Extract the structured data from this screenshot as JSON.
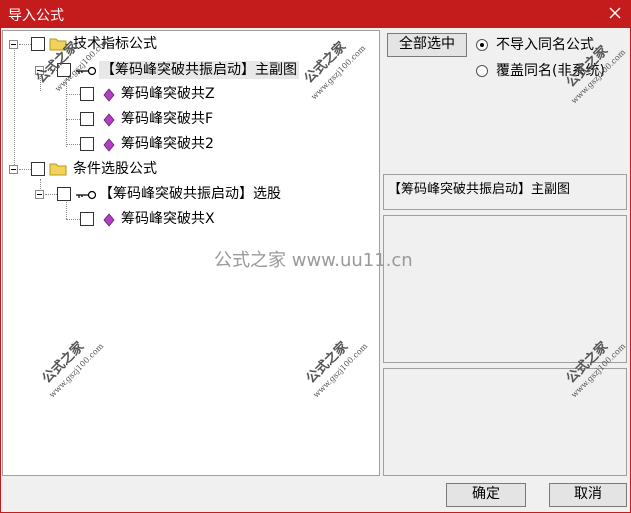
{
  "window": {
    "title": "导入公式"
  },
  "tree": {
    "groups": [
      {
        "label": "技术指标公式",
        "children": [
          {
            "label": "【筹码峰突破共振启动】主副图",
            "children": [
              {
                "label": "筹码峰突破共Z"
              },
              {
                "label": "筹码峰突破共F"
              },
              {
                "label": "筹码峰突破共2"
              }
            ]
          }
        ]
      },
      {
        "label": "条件选股公式",
        "children": [
          {
            "label": "【筹码峰突破共振启动】选股",
            "children": [
              {
                "label": "筹码峰突破共X"
              }
            ]
          }
        ]
      }
    ]
  },
  "options": {
    "select_all_label": "全部选中",
    "radio_no_import": "不导入同名公式",
    "radio_overwrite": "覆盖同名(非系统)",
    "selected_radio": "no_import"
  },
  "info": {
    "selected_formula": "【筹码峰突破共振启动】主副图"
  },
  "footer": {
    "ok_label": "确定",
    "cancel_label": "取消"
  },
  "watermark": {
    "site_name": "公式之家",
    "site_url": "www.gszj100.com",
    "center_text": "公式之家 www.uu11.cn"
  },
  "colors": {
    "titlebar": "#c41c1c",
    "folder": "#f2d35a",
    "gem": "#b040c0"
  }
}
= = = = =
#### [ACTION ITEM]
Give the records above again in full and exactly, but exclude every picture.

#### [ANSWER]
Extract the structured data from this screenshot as JSON.
{
  "window": {
    "title": "导入公式"
  },
  "tree": {
    "groups": [
      {
        "label": "技术指标公式",
        "children": [
          {
            "label": "【筹码峰突破共振启动】主副图",
            "children": [
              {
                "label": "筹码峰突破共Z"
              },
              {
                "label": "筹码峰突破共F"
              },
              {
                "label": "筹码峰突破共2"
              }
            ]
          }
        ]
      },
      {
        "label": "条件选股公式",
        "children": [
          {
            "label": "【筹码峰突破共振启动】选股",
            "children": [
              {
                "label": "筹码峰突破共X"
              }
            ]
          }
        ]
      }
    ]
  },
  "options": {
    "select_all_label": "全部选中",
    "radio_no_import": "不导入同名公式",
    "radio_overwrite": "覆盖同名(非系统)",
    "selected_radio": "no_import"
  },
  "info": {
    "selected_formula": "【筹码峰突破共振启动】主副图"
  },
  "footer": {
    "ok_label": "确定",
    "cancel_label": "取消"
  },
  "watermark": {
    "site_name": "公式之家",
    "site_url": "www.gszj100.com",
    "center_text": "公式之家 www.uu11.cn"
  },
  "colors": {
    "titlebar": "#c41c1c",
    "folder": "#f2d35a",
    "gem": "#b040c0"
  }
}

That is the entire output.